(Task brief) Among the records that follow, find each line holding the word "background" and copy it.

===== Dataset

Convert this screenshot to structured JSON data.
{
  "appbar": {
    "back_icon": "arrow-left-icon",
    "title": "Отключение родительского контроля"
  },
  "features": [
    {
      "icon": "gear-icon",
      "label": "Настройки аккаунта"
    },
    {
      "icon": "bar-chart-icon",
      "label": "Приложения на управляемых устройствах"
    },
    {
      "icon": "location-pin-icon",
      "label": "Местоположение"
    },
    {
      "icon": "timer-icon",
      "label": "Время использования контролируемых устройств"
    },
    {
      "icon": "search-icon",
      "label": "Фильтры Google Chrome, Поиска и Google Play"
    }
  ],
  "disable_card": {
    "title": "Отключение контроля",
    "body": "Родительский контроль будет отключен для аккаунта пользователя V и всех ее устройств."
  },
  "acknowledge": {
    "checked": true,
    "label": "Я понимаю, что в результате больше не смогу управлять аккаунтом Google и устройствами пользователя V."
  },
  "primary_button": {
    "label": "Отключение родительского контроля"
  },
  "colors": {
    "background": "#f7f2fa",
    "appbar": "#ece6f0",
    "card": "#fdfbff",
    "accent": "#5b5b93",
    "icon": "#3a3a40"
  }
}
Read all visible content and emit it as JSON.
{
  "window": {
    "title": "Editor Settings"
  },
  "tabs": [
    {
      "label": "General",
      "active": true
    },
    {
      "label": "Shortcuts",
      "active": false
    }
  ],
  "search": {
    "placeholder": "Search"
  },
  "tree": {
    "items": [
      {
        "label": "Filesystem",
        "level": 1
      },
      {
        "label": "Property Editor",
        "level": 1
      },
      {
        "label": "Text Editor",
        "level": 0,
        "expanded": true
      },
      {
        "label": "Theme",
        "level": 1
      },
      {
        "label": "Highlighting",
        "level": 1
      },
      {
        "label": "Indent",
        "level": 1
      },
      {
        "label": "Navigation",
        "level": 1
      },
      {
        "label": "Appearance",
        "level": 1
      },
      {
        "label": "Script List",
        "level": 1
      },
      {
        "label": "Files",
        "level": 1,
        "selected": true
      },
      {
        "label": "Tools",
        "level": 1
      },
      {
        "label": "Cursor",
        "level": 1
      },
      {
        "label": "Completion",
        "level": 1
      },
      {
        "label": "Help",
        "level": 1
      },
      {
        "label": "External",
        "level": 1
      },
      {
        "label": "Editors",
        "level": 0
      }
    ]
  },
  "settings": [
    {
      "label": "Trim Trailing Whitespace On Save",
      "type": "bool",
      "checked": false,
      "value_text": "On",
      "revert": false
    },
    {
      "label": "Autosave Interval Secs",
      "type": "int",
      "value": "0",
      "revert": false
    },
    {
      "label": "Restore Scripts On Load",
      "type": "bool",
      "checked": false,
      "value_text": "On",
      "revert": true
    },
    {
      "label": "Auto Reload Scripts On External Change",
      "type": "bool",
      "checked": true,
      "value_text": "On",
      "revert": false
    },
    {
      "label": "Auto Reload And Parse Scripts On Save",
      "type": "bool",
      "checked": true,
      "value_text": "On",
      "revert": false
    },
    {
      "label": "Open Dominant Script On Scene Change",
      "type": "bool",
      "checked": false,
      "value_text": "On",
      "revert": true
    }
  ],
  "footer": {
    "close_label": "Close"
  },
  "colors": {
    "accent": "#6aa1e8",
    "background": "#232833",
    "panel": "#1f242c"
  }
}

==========
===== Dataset

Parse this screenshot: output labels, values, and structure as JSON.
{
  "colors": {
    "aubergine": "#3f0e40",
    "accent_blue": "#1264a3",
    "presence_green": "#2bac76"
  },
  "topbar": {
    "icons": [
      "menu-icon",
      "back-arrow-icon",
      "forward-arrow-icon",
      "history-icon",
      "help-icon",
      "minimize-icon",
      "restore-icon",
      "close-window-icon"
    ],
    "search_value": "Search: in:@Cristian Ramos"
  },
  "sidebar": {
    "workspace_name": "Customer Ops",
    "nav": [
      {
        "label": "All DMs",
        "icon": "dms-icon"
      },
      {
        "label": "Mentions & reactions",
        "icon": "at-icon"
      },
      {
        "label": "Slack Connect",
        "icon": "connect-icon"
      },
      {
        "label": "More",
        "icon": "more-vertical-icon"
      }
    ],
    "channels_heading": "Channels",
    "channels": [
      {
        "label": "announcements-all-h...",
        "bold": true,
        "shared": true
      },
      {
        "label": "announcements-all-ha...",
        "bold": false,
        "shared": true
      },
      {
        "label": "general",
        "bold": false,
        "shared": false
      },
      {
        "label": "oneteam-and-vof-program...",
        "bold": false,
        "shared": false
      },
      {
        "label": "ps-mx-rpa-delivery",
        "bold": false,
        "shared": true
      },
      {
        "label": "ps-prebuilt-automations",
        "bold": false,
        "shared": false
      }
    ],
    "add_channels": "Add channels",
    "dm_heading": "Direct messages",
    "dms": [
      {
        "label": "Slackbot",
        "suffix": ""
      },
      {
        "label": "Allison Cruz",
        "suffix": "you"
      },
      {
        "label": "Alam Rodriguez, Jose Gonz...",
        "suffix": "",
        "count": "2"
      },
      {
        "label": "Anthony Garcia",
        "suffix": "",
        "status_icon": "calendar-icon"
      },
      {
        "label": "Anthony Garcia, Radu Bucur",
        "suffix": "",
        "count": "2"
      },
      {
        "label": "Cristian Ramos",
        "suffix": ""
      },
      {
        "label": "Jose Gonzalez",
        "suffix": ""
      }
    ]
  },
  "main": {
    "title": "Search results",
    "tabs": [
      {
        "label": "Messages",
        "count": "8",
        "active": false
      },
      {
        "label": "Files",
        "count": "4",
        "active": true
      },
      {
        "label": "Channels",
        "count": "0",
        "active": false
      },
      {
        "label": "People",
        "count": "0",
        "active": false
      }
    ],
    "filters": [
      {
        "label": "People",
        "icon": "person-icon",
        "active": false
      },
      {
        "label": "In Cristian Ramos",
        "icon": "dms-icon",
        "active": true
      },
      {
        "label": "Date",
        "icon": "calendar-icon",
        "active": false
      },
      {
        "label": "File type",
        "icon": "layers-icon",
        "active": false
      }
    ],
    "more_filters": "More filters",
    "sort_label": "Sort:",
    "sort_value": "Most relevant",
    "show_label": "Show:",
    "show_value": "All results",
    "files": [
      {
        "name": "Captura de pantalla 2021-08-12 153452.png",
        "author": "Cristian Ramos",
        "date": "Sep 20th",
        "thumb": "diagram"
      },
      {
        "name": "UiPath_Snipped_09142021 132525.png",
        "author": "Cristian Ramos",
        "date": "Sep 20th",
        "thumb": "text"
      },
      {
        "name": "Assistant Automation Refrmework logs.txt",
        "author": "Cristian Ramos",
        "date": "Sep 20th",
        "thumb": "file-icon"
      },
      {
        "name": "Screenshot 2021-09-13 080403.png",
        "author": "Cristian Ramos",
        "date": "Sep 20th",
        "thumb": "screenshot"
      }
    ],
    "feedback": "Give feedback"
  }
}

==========

(Solution below)
    "background": "#f7f2fa",
    "background": "#232833",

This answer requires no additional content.